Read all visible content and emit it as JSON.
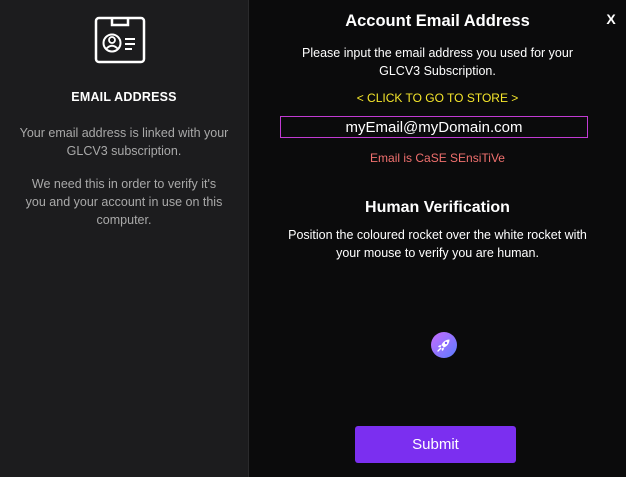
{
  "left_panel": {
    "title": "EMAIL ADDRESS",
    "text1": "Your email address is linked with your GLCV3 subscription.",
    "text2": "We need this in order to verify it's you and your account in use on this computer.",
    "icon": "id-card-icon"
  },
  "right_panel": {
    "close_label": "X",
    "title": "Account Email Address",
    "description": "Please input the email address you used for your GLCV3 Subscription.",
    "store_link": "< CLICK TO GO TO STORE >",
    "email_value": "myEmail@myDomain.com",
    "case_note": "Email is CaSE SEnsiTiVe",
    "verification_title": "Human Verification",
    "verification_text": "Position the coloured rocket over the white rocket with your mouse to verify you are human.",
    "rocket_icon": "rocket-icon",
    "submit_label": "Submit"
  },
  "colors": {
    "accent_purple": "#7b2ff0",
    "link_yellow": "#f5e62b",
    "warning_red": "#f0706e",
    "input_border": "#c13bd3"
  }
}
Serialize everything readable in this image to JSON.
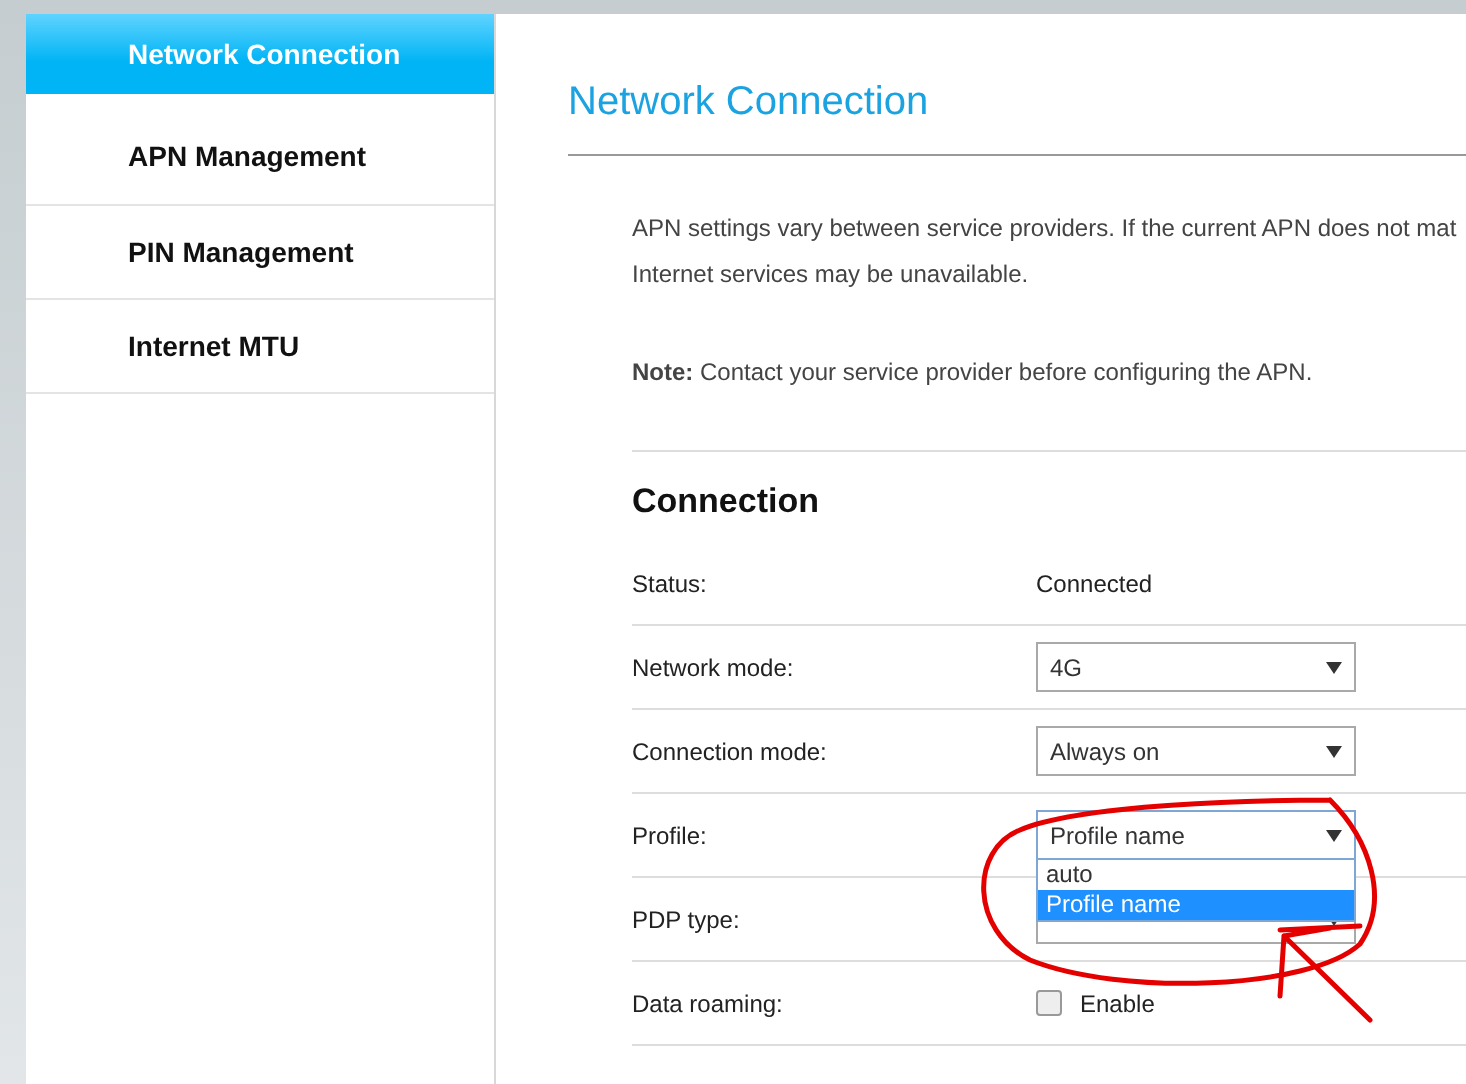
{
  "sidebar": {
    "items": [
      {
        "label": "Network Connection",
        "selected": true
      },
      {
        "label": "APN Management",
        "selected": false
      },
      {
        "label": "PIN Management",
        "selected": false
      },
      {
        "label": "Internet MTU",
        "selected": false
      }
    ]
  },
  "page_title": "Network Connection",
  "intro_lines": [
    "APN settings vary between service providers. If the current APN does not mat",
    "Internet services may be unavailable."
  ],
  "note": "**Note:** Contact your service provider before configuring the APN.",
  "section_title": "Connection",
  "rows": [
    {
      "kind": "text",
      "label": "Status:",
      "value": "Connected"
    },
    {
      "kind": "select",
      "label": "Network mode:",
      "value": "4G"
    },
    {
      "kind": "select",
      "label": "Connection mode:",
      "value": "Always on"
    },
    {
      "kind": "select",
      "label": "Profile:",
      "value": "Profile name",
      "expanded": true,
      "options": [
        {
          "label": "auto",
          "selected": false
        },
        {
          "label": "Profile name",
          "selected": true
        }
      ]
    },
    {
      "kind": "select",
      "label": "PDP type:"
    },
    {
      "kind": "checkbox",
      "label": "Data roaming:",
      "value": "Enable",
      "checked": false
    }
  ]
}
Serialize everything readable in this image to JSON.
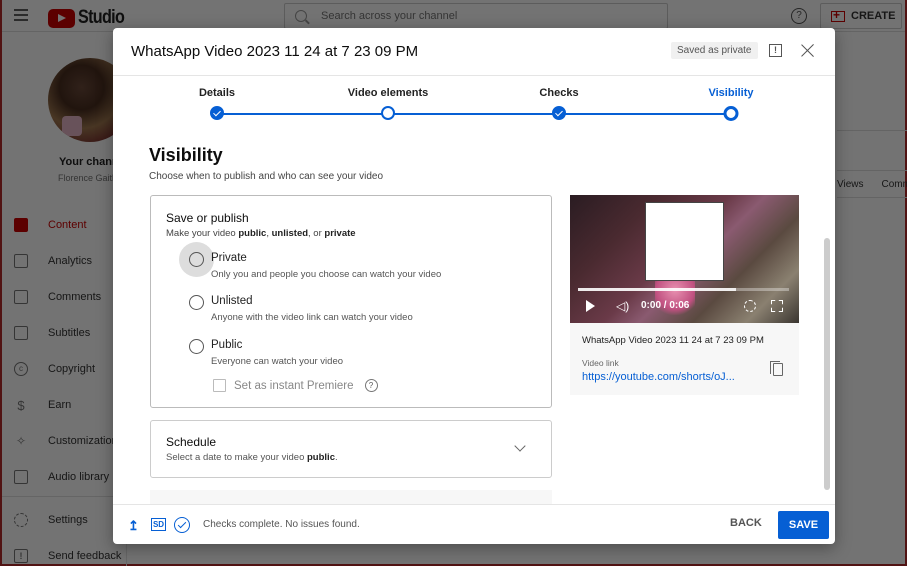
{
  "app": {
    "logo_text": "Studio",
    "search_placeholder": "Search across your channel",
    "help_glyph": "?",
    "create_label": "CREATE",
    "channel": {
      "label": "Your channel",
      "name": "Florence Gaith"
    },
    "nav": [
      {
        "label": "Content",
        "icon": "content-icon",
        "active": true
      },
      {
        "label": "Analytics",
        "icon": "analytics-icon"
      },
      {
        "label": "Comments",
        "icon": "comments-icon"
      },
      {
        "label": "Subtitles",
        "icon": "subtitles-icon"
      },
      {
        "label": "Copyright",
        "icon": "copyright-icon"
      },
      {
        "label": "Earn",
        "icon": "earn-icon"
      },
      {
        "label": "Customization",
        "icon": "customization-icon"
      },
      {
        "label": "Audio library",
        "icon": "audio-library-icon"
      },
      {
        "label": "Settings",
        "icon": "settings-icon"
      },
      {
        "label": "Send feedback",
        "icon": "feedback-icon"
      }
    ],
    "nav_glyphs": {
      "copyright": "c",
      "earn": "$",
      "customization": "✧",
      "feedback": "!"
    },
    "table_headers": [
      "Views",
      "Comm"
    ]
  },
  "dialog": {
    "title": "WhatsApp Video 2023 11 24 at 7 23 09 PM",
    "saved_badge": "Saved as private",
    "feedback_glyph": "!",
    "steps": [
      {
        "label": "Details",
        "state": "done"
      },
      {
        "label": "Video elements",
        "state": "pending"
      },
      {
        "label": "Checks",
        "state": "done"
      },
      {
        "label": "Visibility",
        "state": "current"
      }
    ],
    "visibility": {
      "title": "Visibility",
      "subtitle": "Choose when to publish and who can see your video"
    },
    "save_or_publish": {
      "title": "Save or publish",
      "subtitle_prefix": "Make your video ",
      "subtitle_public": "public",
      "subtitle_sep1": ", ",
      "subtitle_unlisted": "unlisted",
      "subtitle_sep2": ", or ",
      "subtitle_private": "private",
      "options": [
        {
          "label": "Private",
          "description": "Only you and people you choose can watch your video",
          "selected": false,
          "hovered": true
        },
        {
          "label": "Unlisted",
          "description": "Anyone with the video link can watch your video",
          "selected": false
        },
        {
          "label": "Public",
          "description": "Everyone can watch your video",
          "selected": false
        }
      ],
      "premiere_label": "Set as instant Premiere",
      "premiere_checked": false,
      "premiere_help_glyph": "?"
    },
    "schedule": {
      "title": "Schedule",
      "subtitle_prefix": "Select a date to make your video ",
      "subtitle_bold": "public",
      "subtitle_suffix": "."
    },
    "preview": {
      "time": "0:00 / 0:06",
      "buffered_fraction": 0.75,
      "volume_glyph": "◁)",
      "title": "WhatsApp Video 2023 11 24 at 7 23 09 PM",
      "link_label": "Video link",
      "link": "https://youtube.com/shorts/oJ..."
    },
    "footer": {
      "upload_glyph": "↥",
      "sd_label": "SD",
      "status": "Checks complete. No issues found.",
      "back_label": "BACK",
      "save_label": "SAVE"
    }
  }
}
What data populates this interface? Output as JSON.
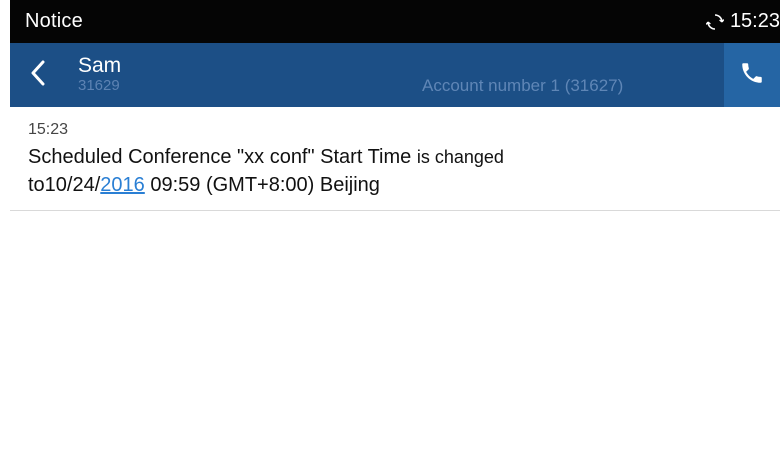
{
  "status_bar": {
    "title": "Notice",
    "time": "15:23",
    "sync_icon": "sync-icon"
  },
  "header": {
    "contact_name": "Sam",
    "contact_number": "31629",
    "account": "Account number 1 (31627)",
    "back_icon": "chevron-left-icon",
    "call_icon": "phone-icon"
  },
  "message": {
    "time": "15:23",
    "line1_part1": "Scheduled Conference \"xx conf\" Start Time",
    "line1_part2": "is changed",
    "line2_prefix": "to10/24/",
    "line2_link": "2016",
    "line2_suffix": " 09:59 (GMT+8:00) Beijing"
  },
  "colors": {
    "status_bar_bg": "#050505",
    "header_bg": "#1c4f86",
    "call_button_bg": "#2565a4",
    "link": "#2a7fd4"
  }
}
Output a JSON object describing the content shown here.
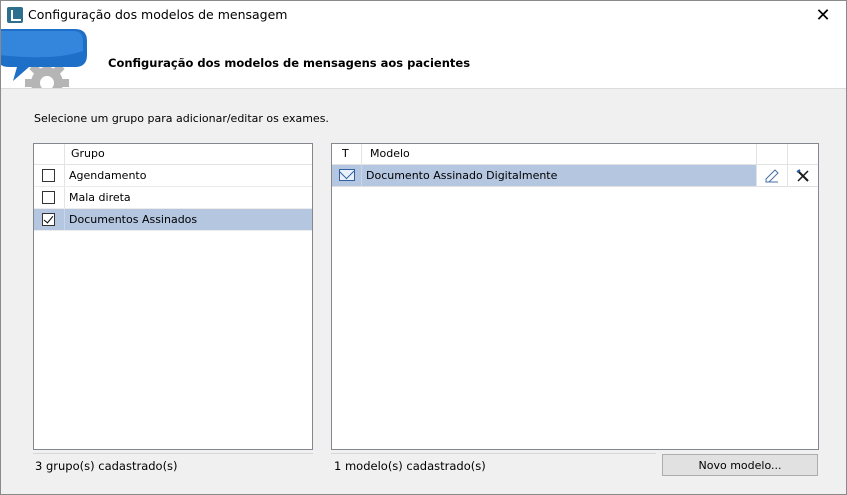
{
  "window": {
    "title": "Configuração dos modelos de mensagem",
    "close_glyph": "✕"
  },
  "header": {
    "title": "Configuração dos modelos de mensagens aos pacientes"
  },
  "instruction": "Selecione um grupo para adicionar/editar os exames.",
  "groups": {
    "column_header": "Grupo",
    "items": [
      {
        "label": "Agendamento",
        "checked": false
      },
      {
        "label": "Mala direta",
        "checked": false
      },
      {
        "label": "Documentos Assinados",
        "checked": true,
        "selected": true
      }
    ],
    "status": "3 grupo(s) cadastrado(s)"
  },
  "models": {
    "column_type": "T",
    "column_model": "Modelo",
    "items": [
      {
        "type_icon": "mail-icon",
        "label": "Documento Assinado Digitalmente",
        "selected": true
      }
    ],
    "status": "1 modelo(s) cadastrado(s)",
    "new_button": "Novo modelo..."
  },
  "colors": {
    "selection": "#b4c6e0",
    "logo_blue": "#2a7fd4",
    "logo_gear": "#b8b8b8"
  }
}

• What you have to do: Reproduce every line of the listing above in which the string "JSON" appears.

• Response to the exercise:
Read all visible content and emit it as JSON.
Serialize everything readable in this image to JSON.
Serialize everything readable in this image to JSON.
What data populates this interface? Output as JSON.
Output a JSON object describing the content shown here.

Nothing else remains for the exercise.